Slow jams will be regulars at Isadora's Cafe

— image credit:

SNOQUALMIE - There's a new musical event in town for those who like to take things a little bit slower.

An "acoustic slow jam" will be held at Isadora's in Snoqualmie at 8062 Railroad Ave. S.E. every second and fourth Friday from 7 to 9 p.m. beginning in May. The slow jam is for musicians who enjoy playing bluegrass, folk music, country and most other acoustic genres at a slower pace.

Musician John Hansen of Kent organized the event after discovering a large number of "slow jammers" in the area without a venue. He approached Chris Coffing, owner of Isadora's, about using her coffee shop as a jam joint. She agreed.

"I like to support local musicians. Also, we have a good acoustic venue here," Coffing said. "I'm always looking for a new way to bring people in. Also, the gentleman who approached me was very sweet and very earnest, you gotta' appreciate that."

Because they "couldn't wait," the first jam session was kicked off a little early on April 15, and another is set for April 22 at 7 p.m. From there, jam sessions will happen twice a month "without fail," Hansen said.

"We don't know where this thing is gonna' go, but I would suspect there's a lot of people who want to play slow rather than fast," Hansen said. "There's not any slow jams around."

Hansen, a banjo player, tried to start a similar jam night at the train depot in North Bend, but the city didn't want to commit to it, Hansen said. Since then, he's received many phone calls from slow jammers looking for a place to play. "This is a slow jam for people who can't play fast, you might say they're beginners. We're playing slow because we're not hot shots. Bluegrass is normally played about 90 miles an hour, they love to go fast, but it takes a lot of skill and we're just not there yet. ... We enjoy going slower, it's a learning process as much as a fun thing."

Hansen said the jam will be listed in the Washington Bluegrass Gazette as an ongoing event.

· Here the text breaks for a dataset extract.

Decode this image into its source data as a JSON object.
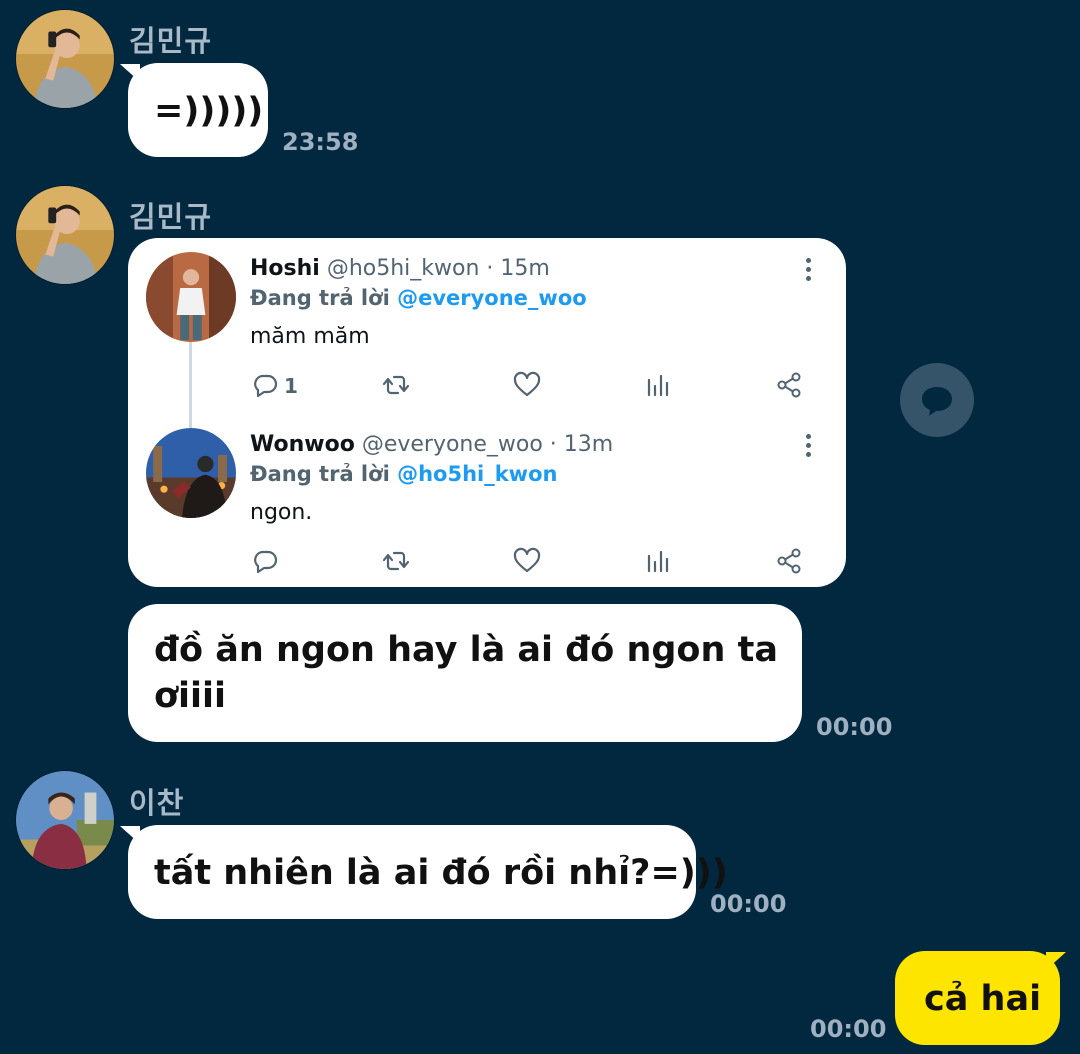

Hansen has played music all his life, beginning with the clarinet. About seven years ago he got a mandolin handed down from his mother that he didn't want, but couldn't seem to get rid of, so he learned how to play it.

"Then I fell in love with the banjo," Hansen said. "Now I'm learning to play fiddle."

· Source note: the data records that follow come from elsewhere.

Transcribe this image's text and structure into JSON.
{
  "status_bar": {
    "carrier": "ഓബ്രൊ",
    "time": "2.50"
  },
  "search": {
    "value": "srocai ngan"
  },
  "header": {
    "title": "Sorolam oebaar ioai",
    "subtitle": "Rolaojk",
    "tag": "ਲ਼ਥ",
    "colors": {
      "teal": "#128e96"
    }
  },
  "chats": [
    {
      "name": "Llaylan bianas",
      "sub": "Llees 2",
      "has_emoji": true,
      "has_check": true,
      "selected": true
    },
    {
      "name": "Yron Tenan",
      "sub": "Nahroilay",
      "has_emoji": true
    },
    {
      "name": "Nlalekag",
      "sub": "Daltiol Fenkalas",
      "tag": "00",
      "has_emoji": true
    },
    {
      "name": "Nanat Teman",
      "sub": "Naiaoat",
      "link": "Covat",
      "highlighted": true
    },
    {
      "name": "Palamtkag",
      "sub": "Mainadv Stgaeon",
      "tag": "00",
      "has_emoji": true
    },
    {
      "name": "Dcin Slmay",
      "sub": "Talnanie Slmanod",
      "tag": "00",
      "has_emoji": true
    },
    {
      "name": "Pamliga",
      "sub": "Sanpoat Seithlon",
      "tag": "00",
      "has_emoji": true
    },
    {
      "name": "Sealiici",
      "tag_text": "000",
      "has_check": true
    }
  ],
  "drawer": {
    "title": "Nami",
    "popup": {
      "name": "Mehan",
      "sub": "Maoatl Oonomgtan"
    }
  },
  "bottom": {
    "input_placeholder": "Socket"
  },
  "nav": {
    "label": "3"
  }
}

Hansen said the musicians who will be playing at Isadora's are from all walks of life, with varying levels of experience.

"Some people have played all their lives," Hansen said. "It's not so much a performance; it might be construed that way. We're really just there to sit in a jam circle and practice things."

Hansen said the jam will embrace whatever genre the musicians want to play. "People who call up and say, 'What's going on tonight? Is there a jam someplace?' all have one thing in common, they love to play music. It's not strictly bluegrass. They can play whatever they're familiar with. It might be gospel or 'She'll be Comin' Around the Mountain,' might be a waltz, whatever they are capable of doing. We're very open."

So far, Hansen has nine musicians lined up to play at upcoming jams. He feels that a constant stream of jammers will sign on after that.

"I don't think we will [run out of players], as I say it's kind of a gas balloon up there, we don't know where it's going to go," Hansen said. "There are no specified slow jams anywhere else. I've already had six phone calls from people who want a slow jam. We'll just play it by ear and see what happens."

* To contact Hansen, call (253) 850-6880.

We encourage an open exchange of ideas on this story's topic, but we ask you to follow our guidelines for respecting community standards. Personal attacks, inappropriate language, and off-topic comments may be removed, and comment privileges revoked, per our Terms of Use. Please see our FAQ if you have questions or concerns about using Facebook to comment.
blog comments powered by Disqus

Read the Oct 19
Green Edition

Browse the print edition page by page, including stories and ads.

Browse the archives.